Elsa Schiaparelli

Elsa Schiaparelli

If there is any fashion designer who deserves to be called a genius and one hundred percent original, it would be none other than the avant garde queen of the fashion industry, Elsa Schiaparelli. Born in 1890 in Rome, she was a true non-conformist by nature; her designs were naturally born to stand out.

Schiaparelli’s legendary career started when she was encouraged by Paul Poiret to start her own business. Despite the favorable reviews she got, the business had to be shutdown in 1926. She experimented with the double Armenian stitch and launched her knitwear collection in early 1927 with trompe l’oiel images which soon became her signature.  Her designs soon made their way on to the French Vogue’s cover. Her sweaters became popular and pretty soon Schiaparelli had to hire a team of workers to cope with the rising demand. This was the start of her own business that gave way to the House of Schiaparelli where she sold her ready-to-wear line.

Her second collection focused on sportswear and was named Pour le sport for which she designed linen dresses, bathing suits and skiwear. She was the first to design the divided skirt in 1931 that Lilli Alvarez flaunted at the Wimbledon. Schiaparelli’s repertoire became complete after the addition of evening wear. Her collaborations with Salvador Dali are worth mentioning for they brought together some of the most unique designs which no designer would dare to experiment with. The three famous masterpieces they created together are the shoe hat, the skeleton and tears dress. Back in the days, Schiaparelli introduced a new color magenta which later came to be known as Schiaparelli pink. The color was introduced on the packaging of her first fragrance, Shocking. The inspiration to choose that particular color came from the Cartier diamond of the same color.

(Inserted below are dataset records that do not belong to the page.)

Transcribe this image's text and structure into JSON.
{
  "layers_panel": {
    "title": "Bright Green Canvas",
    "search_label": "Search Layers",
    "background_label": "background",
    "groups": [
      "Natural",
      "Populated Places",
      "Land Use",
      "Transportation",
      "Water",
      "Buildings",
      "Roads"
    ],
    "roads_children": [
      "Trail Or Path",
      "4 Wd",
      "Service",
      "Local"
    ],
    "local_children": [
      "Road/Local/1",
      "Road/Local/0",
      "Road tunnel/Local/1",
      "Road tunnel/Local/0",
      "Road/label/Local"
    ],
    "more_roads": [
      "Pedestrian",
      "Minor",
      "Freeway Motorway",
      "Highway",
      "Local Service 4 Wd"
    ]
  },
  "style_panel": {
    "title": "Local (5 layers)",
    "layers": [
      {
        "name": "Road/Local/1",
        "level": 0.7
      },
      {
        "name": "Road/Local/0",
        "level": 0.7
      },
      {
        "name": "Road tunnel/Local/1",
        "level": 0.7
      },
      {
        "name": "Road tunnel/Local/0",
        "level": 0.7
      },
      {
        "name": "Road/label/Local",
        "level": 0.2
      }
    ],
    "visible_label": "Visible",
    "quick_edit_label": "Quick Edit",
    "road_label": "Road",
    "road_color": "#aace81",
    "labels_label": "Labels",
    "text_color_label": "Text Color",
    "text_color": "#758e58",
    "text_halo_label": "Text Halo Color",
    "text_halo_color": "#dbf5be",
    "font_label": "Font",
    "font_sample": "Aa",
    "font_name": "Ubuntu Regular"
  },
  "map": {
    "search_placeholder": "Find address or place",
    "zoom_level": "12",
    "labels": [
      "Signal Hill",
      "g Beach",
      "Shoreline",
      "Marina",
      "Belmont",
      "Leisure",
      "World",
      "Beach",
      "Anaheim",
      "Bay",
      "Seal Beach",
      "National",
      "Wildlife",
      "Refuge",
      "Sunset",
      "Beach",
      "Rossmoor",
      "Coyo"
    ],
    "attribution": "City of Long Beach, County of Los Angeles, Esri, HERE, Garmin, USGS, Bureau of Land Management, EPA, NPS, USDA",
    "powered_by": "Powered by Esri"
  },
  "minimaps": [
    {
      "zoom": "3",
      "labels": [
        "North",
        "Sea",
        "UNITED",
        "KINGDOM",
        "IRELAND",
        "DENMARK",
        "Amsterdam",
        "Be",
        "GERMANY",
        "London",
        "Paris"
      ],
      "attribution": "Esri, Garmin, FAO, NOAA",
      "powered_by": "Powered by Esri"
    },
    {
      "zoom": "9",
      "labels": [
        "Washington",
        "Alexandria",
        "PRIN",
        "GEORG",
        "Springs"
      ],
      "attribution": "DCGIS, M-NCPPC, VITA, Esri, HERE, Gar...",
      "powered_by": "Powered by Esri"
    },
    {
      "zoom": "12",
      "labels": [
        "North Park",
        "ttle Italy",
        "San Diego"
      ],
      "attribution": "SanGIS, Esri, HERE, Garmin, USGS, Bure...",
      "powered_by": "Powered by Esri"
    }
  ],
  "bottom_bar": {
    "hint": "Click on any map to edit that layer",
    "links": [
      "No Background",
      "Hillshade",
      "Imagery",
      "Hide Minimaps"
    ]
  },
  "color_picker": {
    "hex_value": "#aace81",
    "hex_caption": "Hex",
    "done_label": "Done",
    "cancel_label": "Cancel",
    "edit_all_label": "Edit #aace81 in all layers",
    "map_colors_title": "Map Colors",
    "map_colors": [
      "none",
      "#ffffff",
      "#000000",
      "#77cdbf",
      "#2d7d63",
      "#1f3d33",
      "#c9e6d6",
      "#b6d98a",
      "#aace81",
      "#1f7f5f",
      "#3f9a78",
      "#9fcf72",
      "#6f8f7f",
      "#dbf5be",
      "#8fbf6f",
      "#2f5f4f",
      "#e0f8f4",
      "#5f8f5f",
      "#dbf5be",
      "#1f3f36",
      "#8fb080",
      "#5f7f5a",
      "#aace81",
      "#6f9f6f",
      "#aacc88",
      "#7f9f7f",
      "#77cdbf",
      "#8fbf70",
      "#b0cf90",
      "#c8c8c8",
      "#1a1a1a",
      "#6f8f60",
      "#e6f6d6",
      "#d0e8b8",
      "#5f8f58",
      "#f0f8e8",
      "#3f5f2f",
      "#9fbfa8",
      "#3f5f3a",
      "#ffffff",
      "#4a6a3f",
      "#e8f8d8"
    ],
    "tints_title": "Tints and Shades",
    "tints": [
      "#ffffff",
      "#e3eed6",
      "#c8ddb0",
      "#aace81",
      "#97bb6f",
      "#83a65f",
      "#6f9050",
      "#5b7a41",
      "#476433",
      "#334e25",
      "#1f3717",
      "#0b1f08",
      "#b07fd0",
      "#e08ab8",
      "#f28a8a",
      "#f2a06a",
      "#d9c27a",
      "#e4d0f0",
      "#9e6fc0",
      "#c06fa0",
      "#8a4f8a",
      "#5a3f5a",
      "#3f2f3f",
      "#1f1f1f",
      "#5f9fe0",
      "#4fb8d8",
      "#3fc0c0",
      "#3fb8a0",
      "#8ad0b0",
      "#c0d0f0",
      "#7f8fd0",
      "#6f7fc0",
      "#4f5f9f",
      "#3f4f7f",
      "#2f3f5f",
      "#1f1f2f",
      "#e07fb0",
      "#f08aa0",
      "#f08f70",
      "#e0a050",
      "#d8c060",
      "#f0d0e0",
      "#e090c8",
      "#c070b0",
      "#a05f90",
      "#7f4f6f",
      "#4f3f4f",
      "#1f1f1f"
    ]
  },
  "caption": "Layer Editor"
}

Her contributions to the fashion world are the zippers matching the fabric that she first introduced. She was the first have brooch like buttons on her clothes. Even the catwalks we see today were originally introduced by her when she showcased her first collection on the runway accompanied by art and music. She left France due to the 1939 war and lived in New York for a while where she noticed Christian Dior take over the fashion industry by storm. In 1954, she shutdown her fashion house after returning to France postwar. In the same year, her autobiography came out, Shocking Life in which she had given a detailed account of her life and career. In 1940, her music collection was introduced – Gogo Schiaparelli International Debutante.

In 1940, her Sleeping perfume was launched and sleeping blue became her new signature color. In the same year she won the Neiman Marcus Fashion Award for her bold, daring and contemporary designs.  In 1940, Schiaparelli’s daughter, Gogo got married to Robert L. Berenson and Schiaparelli started living in New York. She joined Marcel Duchamp and Andre Breton for her first exhibition called the First Papers of Surrealism in New York. In the next decade, she introduced a menswear line, her perfumes Le Roy Soleil and Success Fou debuted and foldable sunglasses were introduced. Her shop also opened in Seventh Avenue where her pantsuits were sold. In 1954, she retired quietly from the fashion industry and started living at her home in Tunisia. In the same year, the House of Schiaparelli came to an end too. She died in Paris at the age of 83 in Paris after being in a comatose state for several weeks.